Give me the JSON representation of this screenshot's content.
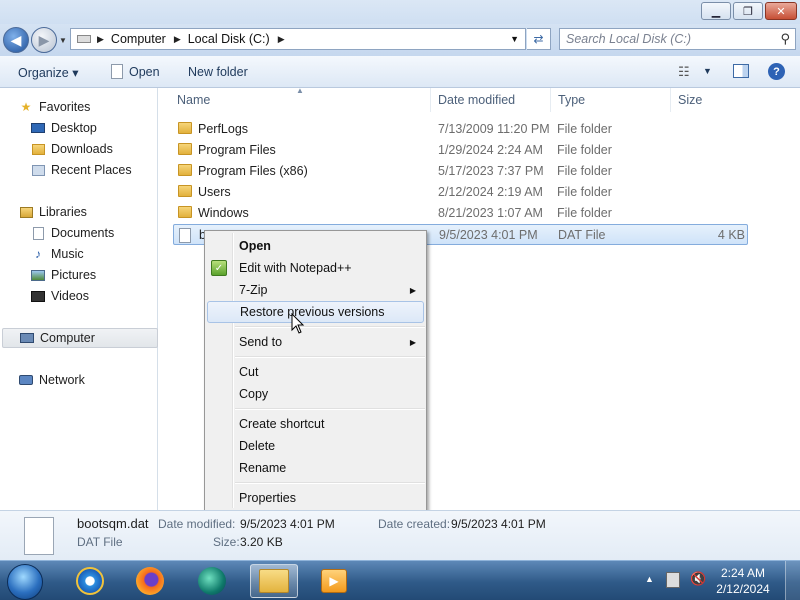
{
  "window": {
    "minimize_glyph": "▁",
    "maximize_glyph": "❐",
    "close_glyph": "✕"
  },
  "address": {
    "segments": [
      "Computer",
      "Local Disk (C:)"
    ],
    "search_placeholder": "Search Local Disk (C:)"
  },
  "toolbar": {
    "organize": "Organize ▾",
    "open": "Open",
    "new_folder": "New folder"
  },
  "sidebar": {
    "favorites": "Favorites",
    "desktop": "Desktop",
    "downloads": "Downloads",
    "recent_places": "Recent Places",
    "libraries": "Libraries",
    "documents": "Documents",
    "music": "Music",
    "pictures": "Pictures",
    "videos": "Videos",
    "computer": "Computer",
    "network": "Network"
  },
  "columns": {
    "name": "Name",
    "date_modified": "Date modified",
    "type": "Type",
    "size": "Size"
  },
  "files": [
    {
      "name": "PerfLogs",
      "date": "7/13/2009 11:20 PM",
      "type": "File folder",
      "size": ""
    },
    {
      "name": "Program Files",
      "date": "1/29/2024 2:24 AM",
      "type": "File folder",
      "size": ""
    },
    {
      "name": "Program Files (x86)",
      "date": "5/17/2023 7:37 PM",
      "type": "File folder",
      "size": ""
    },
    {
      "name": "Users",
      "date": "2/12/2024 2:19 AM",
      "type": "File folder",
      "size": ""
    },
    {
      "name": "Windows",
      "date": "8/21/2023 1:07 AM",
      "type": "File folder",
      "size": ""
    },
    {
      "name": "bootsqm.dat",
      "visible_name": "b",
      "date": "9/5/2023 4:01 PM",
      "type": "DAT File",
      "size": "4 KB"
    }
  ],
  "context_menu": {
    "open": "Open",
    "edit_notepad": "Edit with Notepad++",
    "seven_zip": "7-Zip",
    "restore": "Restore previous versions",
    "send_to": "Send to",
    "cut": "Cut",
    "copy": "Copy",
    "create_shortcut": "Create shortcut",
    "delete": "Delete",
    "rename": "Rename",
    "properties": "Properties"
  },
  "details": {
    "filename": "bootsqm.dat",
    "filetype": "DAT File",
    "date_modified_label": "Date modified:",
    "date_modified": "9/5/2023 4:01 PM",
    "date_created_label": "Date created:",
    "date_created": "9/5/2023 4:01 PM",
    "size_label": "Size:",
    "size": "3.20 KB"
  },
  "taskbar": {
    "time": "2:24 AM",
    "date": "2/12/2024"
  }
}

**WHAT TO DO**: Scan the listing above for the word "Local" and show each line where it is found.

**REPLY TO THE TASK**:
      "Local Disk (C:)"
    "search_placeholder": "Search Local Disk (C:)"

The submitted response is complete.